Latest News

Oil sheds 1% after Iran attack, US economic data


By Laila Kearney

NEW YORK (Reuters) – Oil prices sank by about 1% a barrel on Monday after Iran’s weekend attack on Israel proved to be less damaging than anticipated, easing concerns of a quickly intensifying conflict that could displace crude barrels.

Brent futures for June delivery fell 91 cents to $89.54 a barrel, a 1% loss, by 1:17 p.m. EDT (1717 GMT). U.S. crude futures for May delivery fell 87 cents to $84.79 per barrel, a 1% loss.

Oil benchmarks had risen on Friday in anticipation of Iran’s retaliatory assault, with prices soaring to their highest since October.

Israel’s interception of Iran’s attack, which involved more than 300 missiles and drones, calmed fears of a regional conflict affecting oil traffic through the Middle East.

“The success of the Israeli defense implies that the geopolitical risk has pulled back considerably,” said Bob Yawger, director of energy futures at Mizuho bank.

Strong U.S retail sales data from the Commerce Department also hindered oil prices, Yawger added, by increasing the likelihood that interest rates in the world’s biggest economy would remain higher for longer and reduce demand for oil.

“The key term in that whole scenario is demand destruction,” Yawger said.

In the Middle East, Iran saying it considers its retaliation to be over has further lowered the geopolitical temperature, said Kpler analyst Viktor Katona, while John Evans at oil broker PVM said the Iranian drone and missile attack was “about as telegraphed a world event that people can remember.”

“They might as well have had big disco lights on them and towed banners with ‘come on, ladies and gentlemen, please shoot me down.’”

The attack, which Iran called retaliation for an air strike on its Damascus consulate, caused only modest damage, with missiles shot down by Israel’s Iron Dome defence system.

Iran produces more than 3 million barrels per day of crude oil as a major producer within the Organization of the Petroleum Exporting Countries (OPEC).

Middle East hostilities centred on the Israel-Hamas conflict in Gaza have had little tangible impact on oil supply so far.

“If the crisis does not escalate to a point that creates supply disruptions, then there will be downside risk over time, but only once it becomes clear Israel has chosen a measured response,” said Amrita Sen, founder and director of research at Energy Aspects.

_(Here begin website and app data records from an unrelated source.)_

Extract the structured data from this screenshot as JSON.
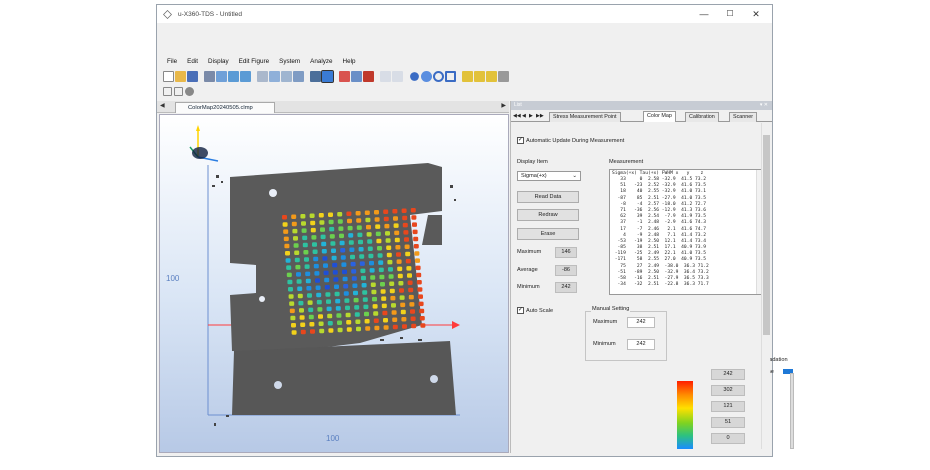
{
  "window": {
    "title": "u-X360-TDS - Untitled",
    "min": "—",
    "max": "☐",
    "close": "✕"
  },
  "menu": [
    "File",
    "Edit",
    "Display",
    "Edit Figure",
    "System",
    "Analyze",
    "Help"
  ],
  "doc_tab": {
    "label": "ColorMap20240505.clmp"
  },
  "viewport": {
    "y_axis_label": "100",
    "x_axis_label": "100"
  },
  "panel": {
    "header": "List",
    "nav": [
      "◀◀",
      "◀",
      "▶",
      "▶▶"
    ],
    "tabs": [
      "Stress Measurement Point",
      "Color Map",
      "Calibration",
      "Scanner"
    ],
    "auto_update": "Automatic Update During Measurement",
    "display_item_label": "Display Item",
    "display_item_value": "Sigma(+x)",
    "buttons": {
      "read_data": "Read Data",
      "redraw": "Redraw",
      "erase": "Erase"
    },
    "stats": [
      {
        "label": "Maximum",
        "value": "146"
      },
      {
        "label": "Average",
        "value": "-86"
      },
      {
        "label": "Minimum",
        "value": "242"
      }
    ],
    "measurement_label": "Measurement",
    "table_header": "Sigma(+x) Tau(+x) FWHM x   y    z",
    "table_rows": [
      "   33     0  2.58 -32.9  41.5 73.2",
      "   51   -23  2.52 -32.9  41.6 73.5",
      "   18    40  2.55 -32.9  41.0 73.1",
      "  -87    85  2.51 -27.9  41.0 73.5",
      "   -8    -4  2.57 -18.0  41.2 72.7",
      "   71   -36  2.56 -12.9  41.3 73.6",
      "   62    39  2.54  -7.9  41.9 73.5",
      "   37    -1  2.48  -2.9  41.6 74.3",
      "   17    -7  2.46   2.1  41.6 74.7",
      "    4    -9  2.48   7.1  41.4 73.2",
      "  -53   -19  2.50  12.1  41.4 73.4",
      "  -85    38  2.51  17.1  40.9 73.9",
      " -119   -25  2.49  22.1  41.0 73.5",
      " -171    58  2.55  27.0  40.9 73.5",
      "   75    27  2.49  -38.0  36.3 71.2",
      "  -51   -89  2.50  -32.9  36.4 73.2",
      "  -58   -16  2.51  -27.9  36.5 73.3",
      "  -34   -32  2.51  -22.8  36.3 71.7"
    ],
    "auto_scale": "Auto Scale",
    "manual_setting": "Manual Setting",
    "manual_max_label": "Maximum",
    "manual_max": "242",
    "manual_min_label": "Minimum",
    "manual_min": "242",
    "scale_values": [
      "242",
      "302",
      "121",
      "51",
      "0"
    ],
    "gradation_label": "Gradation",
    "fine_label": "Fine"
  }
}
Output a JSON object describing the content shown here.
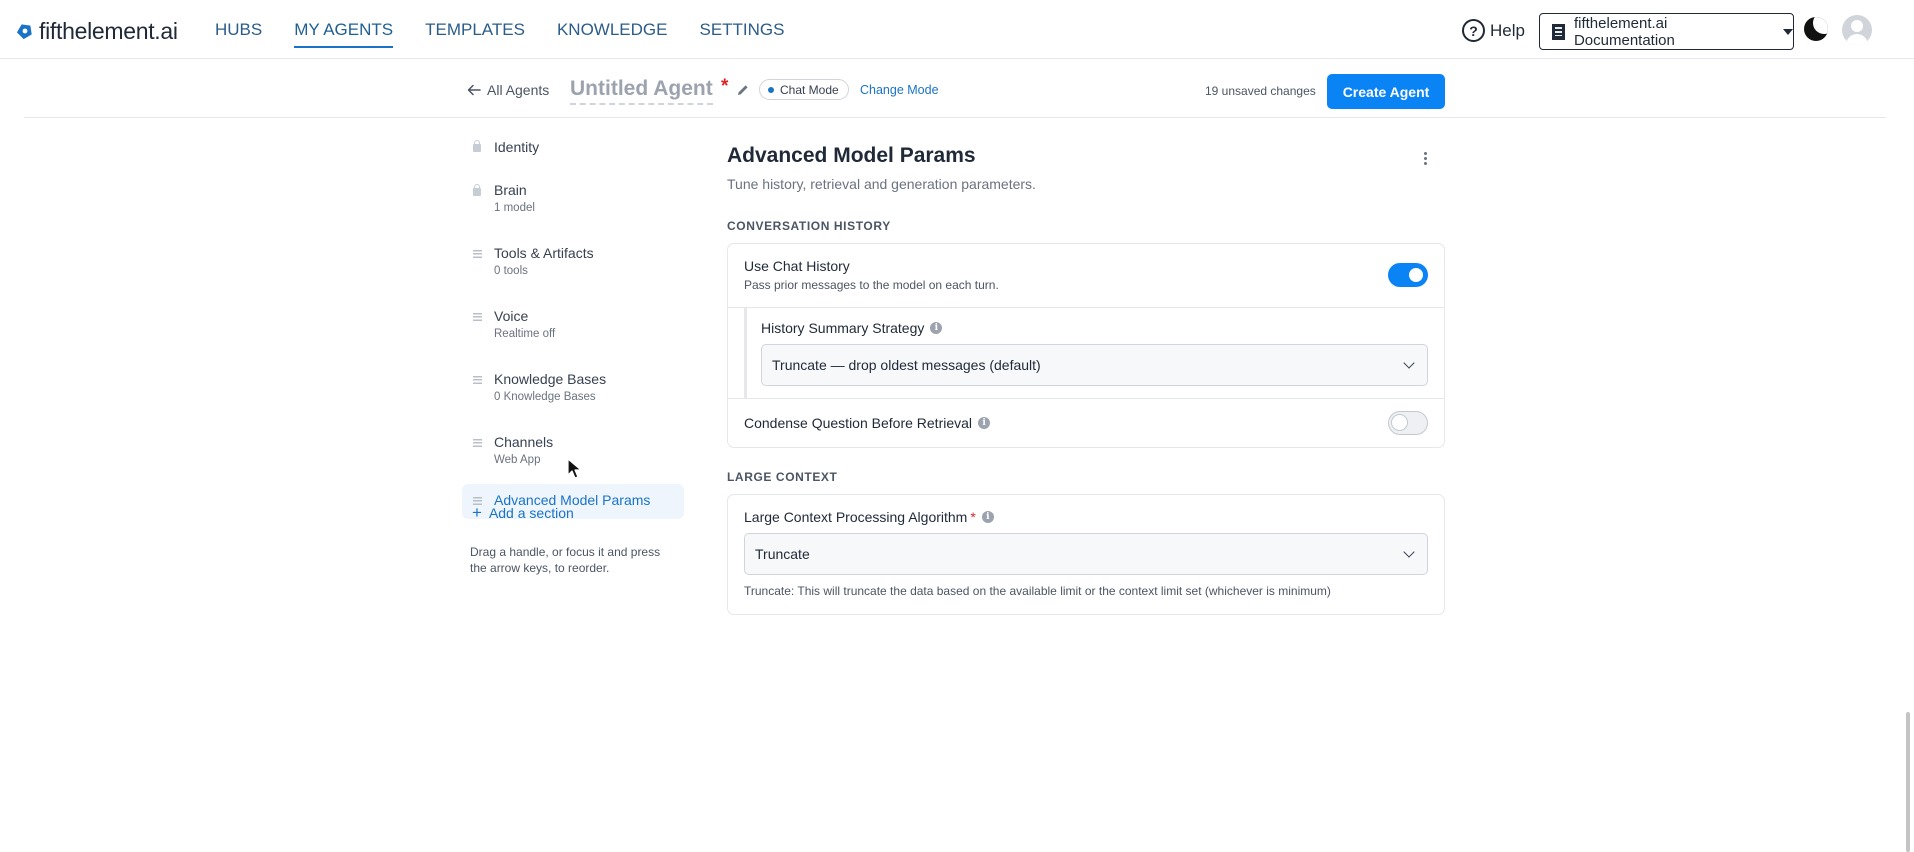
{
  "brand": {
    "name": "fifthelement.ai"
  },
  "nav": {
    "links": [
      "HUBS",
      "MY AGENTS",
      "TEMPLATES",
      "KNOWLEDGE",
      "SETTINGS"
    ],
    "active": "MY AGENTS",
    "help_label": "Help",
    "help_glyph": "?",
    "org_label": "fifthelement.ai Documentation"
  },
  "subheader": {
    "back_label": "All Agents",
    "agent_title": "Untitled Agent",
    "required_mark": "*",
    "mode_label": "Chat Mode",
    "change_mode_label": "Change Mode",
    "unsaved_text": "19 unsaved changes",
    "create_button": "Create Agent"
  },
  "sidebar": {
    "items": [
      {
        "label": "Identity",
        "sub": "",
        "icon": "lock-icon"
      },
      {
        "label": "Brain",
        "sub": "1 model",
        "icon": "lock-icon"
      },
      {
        "label": "Tools & Artifacts",
        "sub": "0 tools",
        "icon": "drag-handle-icon"
      },
      {
        "label": "Voice",
        "sub": "Realtime off",
        "icon": "drag-handle-icon"
      },
      {
        "label": "Knowledge Bases",
        "sub": "0 Knowledge Bases",
        "icon": "drag-handle-icon"
      },
      {
        "label": "Channels",
        "sub": "Web App",
        "icon": "drag-handle-icon"
      },
      {
        "label": "Advanced Model Params",
        "sub": "",
        "icon": "drag-handle-icon",
        "active": true
      }
    ],
    "add_section_label": "Add a section",
    "add_glyph": "+",
    "drag_hint": "Drag a handle, or focus it and press the arrow keys, to reorder."
  },
  "main": {
    "title": "Advanced Model Params",
    "subtitle": "Tune history, retrieval and generation parameters.",
    "conversation_history": {
      "section_label": "CONVERSATION HISTORY",
      "use_chat_history": {
        "title": "Use Chat History",
        "desc": "Pass prior messages to the model on each turn.",
        "enabled": true
      },
      "history_summary_strategy": {
        "title": "History Summary Strategy",
        "value": "Truncate — drop oldest messages (default)"
      },
      "condense_question": {
        "title": "Condense Question Before Retrieval",
        "enabled": false
      }
    },
    "large_context": {
      "section_label": "LARGE CONTEXT",
      "algorithm": {
        "title": "Large Context Processing Algorithm",
        "required_mark": "*",
        "value": "Truncate",
        "helper": "Truncate: This will truncate the data based on the available limit or the context limit set (whichever is minimum)"
      }
    },
    "info_glyph": "i"
  },
  "colors": {
    "accent": "#0a84f5",
    "link": "#1a73c7",
    "nav_text": "#2b5c8a",
    "required": "#dc2626"
  }
}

Bitcoin halving performance: Does price always rise? Citi analyzes past trends

Previous article

US stocks fall as Treasury yields spike after retail sales comes in hot

Next article

You may also like


Leave a reply

Your email address will not be published. Required fields are marked *

More in Latest News